:: What you should do ::
Each record below should be returned word for word, with no pictures included.

:: The data ::
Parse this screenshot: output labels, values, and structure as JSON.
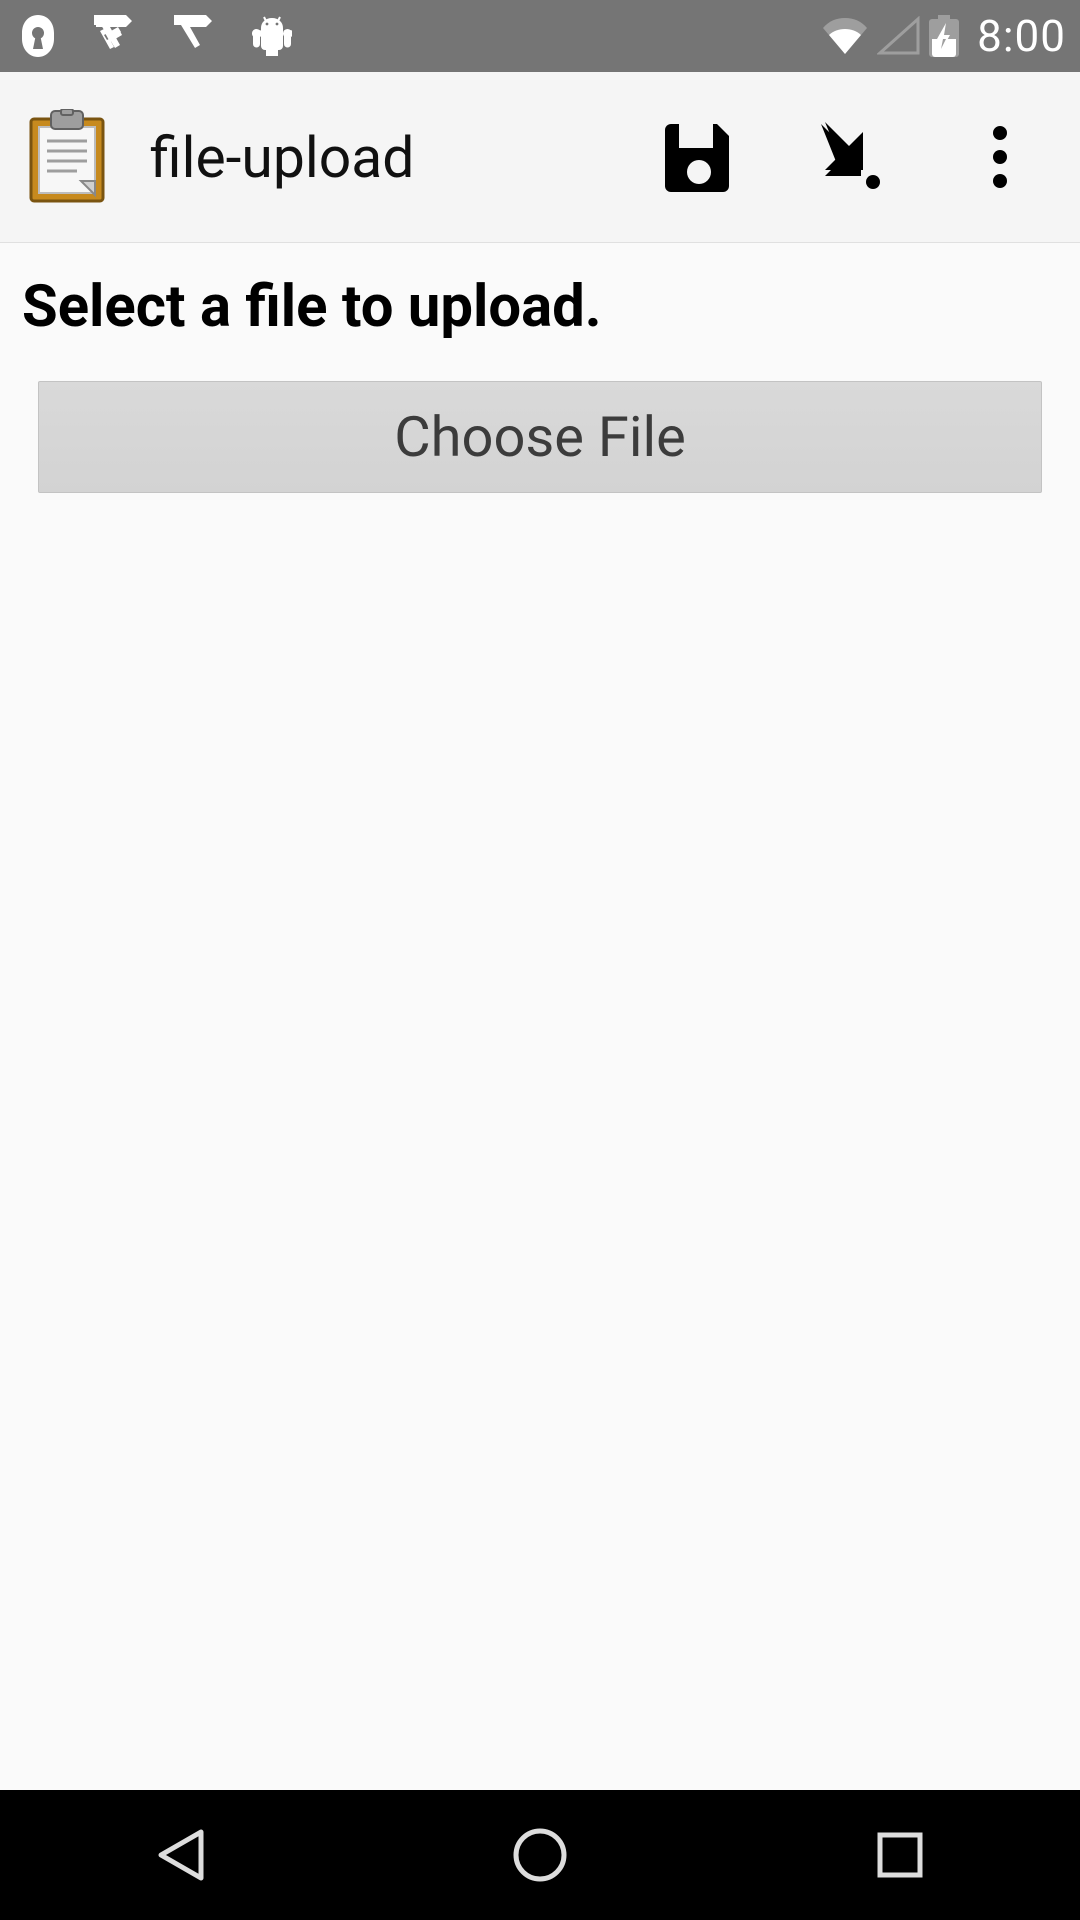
{
  "status_bar": {
    "time": "8:00",
    "icons_left": [
      "lock-keyhole-icon",
      "checkmark-badge-icon",
      "checkmark-badge-icon",
      "android-icon"
    ],
    "icons_right": [
      "wifi-icon",
      "cell-signal-icon",
      "battery-charging-icon"
    ]
  },
  "app_bar": {
    "title": "file-upload",
    "app_icon": "clipboard-icon",
    "actions": [
      {
        "name": "save-icon"
      },
      {
        "name": "download-arrow-icon"
      },
      {
        "name": "more-vert-icon"
      }
    ]
  },
  "main": {
    "heading": "Select a file to upload.",
    "choose_button_label": "Choose File"
  },
  "nav": {
    "back": "nav-back-icon",
    "home": "nav-home-icon",
    "recent": "nav-recent-icon"
  }
}
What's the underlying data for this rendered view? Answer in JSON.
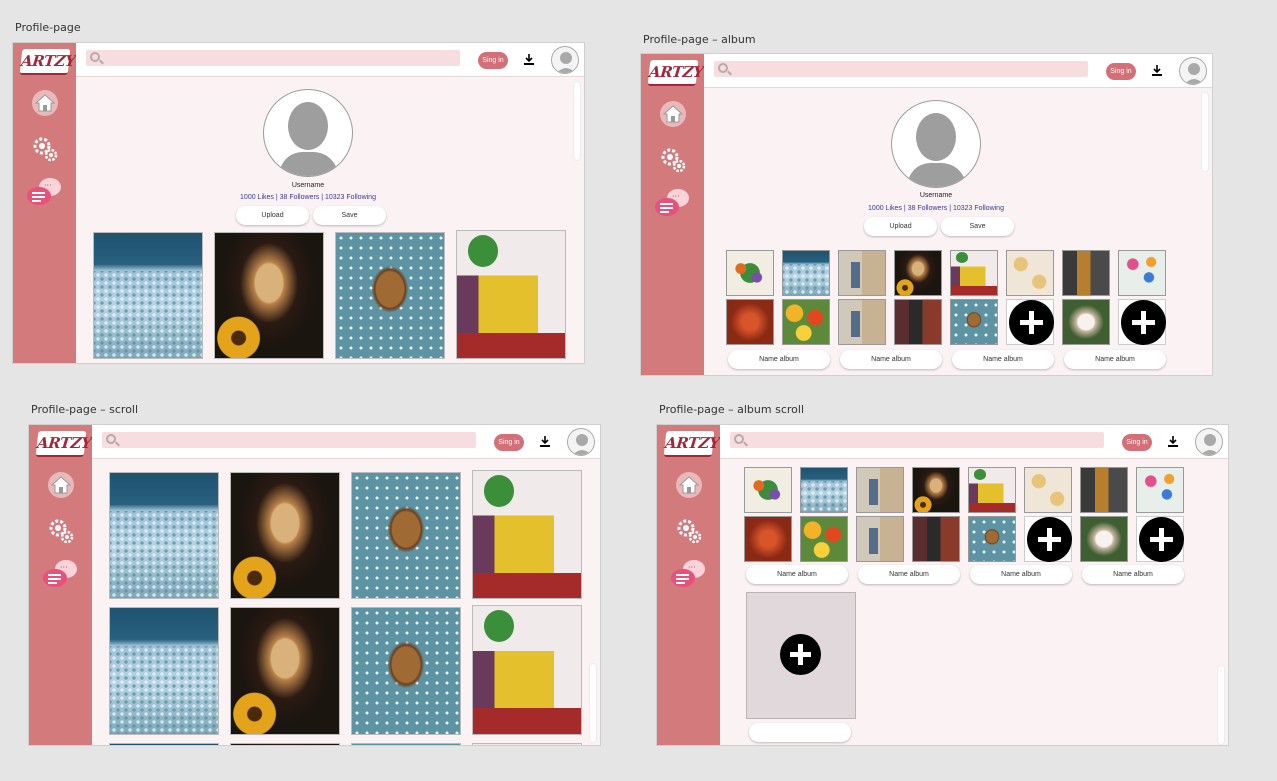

:: Solution for this exercise ::
Parse this screenshot: output labels, values, and structure as JSON.
{
  "status_bar": {
    "time": "8:00",
    "icons_left": [
      "lock-keyhole-icon",
      "checkmark-badge-icon",
      "checkmark-badge-icon",
      "android-icon"
    ],
    "icons_right": [
      "wifi-icon",
      "cell-signal-icon",
      "battery-charging-icon"
    ]
  },
  "app_bar": {
    "title": "file-upload",
    "app_icon": "clipboard-icon",
    "actions": [
      {
        "name": "save-icon"
      },
      {
        "name": "download-arrow-icon"
      },
      {
        "name": "more-vert-icon"
      }
    ]
  },
  "main": {
    "heading": "Select a file to upload.",
    "choose_button_label": "Choose File"
  },
  "nav": {
    "back": "nav-back-icon",
    "home": "nav-home-icon",
    "recent": "nav-recent-icon"
  }
}
What's the underlying data for this rendered view? Answer in JSON.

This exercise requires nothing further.